__Try it__
Filter the entries for the word "title". Copy each line that has it.

···

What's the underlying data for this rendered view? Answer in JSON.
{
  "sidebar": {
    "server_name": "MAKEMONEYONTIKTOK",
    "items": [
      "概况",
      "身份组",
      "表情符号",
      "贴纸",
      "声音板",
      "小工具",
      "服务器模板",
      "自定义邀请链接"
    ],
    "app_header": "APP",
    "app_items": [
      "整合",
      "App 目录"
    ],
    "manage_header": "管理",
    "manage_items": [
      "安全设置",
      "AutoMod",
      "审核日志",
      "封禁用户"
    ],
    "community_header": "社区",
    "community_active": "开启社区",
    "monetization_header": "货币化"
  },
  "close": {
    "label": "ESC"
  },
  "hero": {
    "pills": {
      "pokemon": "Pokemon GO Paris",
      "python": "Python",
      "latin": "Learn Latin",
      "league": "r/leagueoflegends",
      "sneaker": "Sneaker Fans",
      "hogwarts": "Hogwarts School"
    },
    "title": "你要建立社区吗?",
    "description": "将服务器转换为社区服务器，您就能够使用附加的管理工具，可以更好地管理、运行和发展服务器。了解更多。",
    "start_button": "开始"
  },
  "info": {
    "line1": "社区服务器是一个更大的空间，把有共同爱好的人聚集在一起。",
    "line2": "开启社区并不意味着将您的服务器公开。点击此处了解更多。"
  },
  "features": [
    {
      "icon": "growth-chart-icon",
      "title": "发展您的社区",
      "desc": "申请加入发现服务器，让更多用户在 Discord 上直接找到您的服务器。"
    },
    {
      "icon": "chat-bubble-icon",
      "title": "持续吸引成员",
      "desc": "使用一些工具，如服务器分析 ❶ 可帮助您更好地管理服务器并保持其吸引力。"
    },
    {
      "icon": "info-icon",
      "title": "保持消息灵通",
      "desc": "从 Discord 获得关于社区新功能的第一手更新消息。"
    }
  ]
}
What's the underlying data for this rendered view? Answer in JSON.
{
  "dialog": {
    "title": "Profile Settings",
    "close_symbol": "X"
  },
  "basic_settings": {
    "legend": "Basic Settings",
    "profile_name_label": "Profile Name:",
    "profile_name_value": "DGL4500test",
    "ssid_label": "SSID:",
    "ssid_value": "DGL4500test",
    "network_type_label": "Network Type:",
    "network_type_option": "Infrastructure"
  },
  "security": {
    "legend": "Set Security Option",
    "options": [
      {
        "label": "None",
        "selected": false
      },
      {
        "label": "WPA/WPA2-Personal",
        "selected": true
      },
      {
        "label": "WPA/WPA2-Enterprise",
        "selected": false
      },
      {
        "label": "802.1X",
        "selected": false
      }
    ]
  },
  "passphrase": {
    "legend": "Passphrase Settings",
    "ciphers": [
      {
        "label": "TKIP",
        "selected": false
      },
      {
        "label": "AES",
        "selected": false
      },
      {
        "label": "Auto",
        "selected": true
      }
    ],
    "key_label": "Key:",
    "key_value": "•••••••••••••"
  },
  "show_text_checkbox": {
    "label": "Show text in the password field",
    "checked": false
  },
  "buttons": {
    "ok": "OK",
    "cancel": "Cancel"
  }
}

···

__Problem solution__
    "title": "你要建立社区吗?",
      "title": "发展您的社区",
      "title": "持续吸引成员",
      "title": "保持消息灵通",
    "title": "Profile Settings",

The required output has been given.